Teachers Spend Big to Supply What Schools Don't
Sunday, August 14, 2005
If six years in the classroom have taught Samantha Smith anything, it is how to be frugal.
Take the "homework log" that she created for her seventh-grade students at Hardy Middle School in Northwest Washington. It is little more than a few plastic dividers and some loose-leaf paper clipped inside a three-ring binder salvaged from the Environmental Protection Agency by a sympathetic parent. The word "pathology" is still visible on the side.
"I keep everything," she said.
It is a habit born of necessity. When she began teaching, Smith said, she spent several hundred dollars at the beginning of each school year on supplies. Other teachers reported spending more than $1,000. From $2.09 for a spiral-bound notebook to $500 for a high-tech Jeopardy! game, teachers dig deep into their own pockets for props that might entice children to learn and basics that some of their students might not be able to afford.

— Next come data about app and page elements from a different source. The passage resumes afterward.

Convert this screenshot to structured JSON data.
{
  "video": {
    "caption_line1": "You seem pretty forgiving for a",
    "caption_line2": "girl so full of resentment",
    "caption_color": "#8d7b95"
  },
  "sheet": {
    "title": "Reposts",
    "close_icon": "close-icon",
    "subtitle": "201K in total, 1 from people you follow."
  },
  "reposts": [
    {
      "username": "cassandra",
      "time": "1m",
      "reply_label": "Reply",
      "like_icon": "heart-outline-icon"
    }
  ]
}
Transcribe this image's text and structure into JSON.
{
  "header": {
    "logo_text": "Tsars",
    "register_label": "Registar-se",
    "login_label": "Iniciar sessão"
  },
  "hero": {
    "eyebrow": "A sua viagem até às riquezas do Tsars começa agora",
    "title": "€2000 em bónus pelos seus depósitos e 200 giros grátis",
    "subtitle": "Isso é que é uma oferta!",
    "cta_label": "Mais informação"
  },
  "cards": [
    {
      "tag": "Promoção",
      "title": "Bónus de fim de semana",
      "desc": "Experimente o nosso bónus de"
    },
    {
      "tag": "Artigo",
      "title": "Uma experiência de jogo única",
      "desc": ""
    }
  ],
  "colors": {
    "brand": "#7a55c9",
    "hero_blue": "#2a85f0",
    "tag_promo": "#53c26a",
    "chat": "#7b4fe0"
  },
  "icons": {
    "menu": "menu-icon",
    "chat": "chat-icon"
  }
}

"Teachers who spend the money, who really care enough about their classrooms to spend the money, are going to be more successful because they have more tools to use and resources to pull from," said Amy Mason, who teaches second grade at Running Brook Elementary School in Columbia.
According to a study by the National School Supply and Equipment Association last year, teachers nationwide spent an average of $458 of their own money on school supplies, said Adrienne Watts, vice president of marketing for the trade group. Local educational supply stores said August through early September is their busiest time. Jeff Faw, president of Learning How, said he doubles staffing at the company's seven locations for the back-to-school rush.
At Crown Educational in Centreville on a recent afternoon, Carolyn Frank roamed the aisles in search of flashcards, posters, name tags, pens, pencils, stickers and glue.
"I look for everything," said Frank, a third-grade teacher at Centreville Elementary. "Anything that will add to what the school already gives me."
Teachers said that although schools usually provide basic supplies, they often do not cover such extras as scratch-and-sniff stickers to give to students for a job well done. And teachers also often stock up on supplies for students whose families might not be able to afford to fill their backpacks. The report by the school supply association showed that about 60 percent of teachers' out-of-pocket expenses were for basic school supplies, and that the rest went toward instructional materials.
"Parents sometimes forget that the supplies that they send with [children] at the beginning of the year aren't necessarily going to last until May or June," Mason said.
For Frank, the biggest expense is books, she said. She stocks her classroom library with books on animals, mysteries and the "Arthur" and "Amelia Bedelia" series. Often, they don't last very long.
"As long as you were reading, that's fine with me," she said she tells her kids. "A used book is a good book."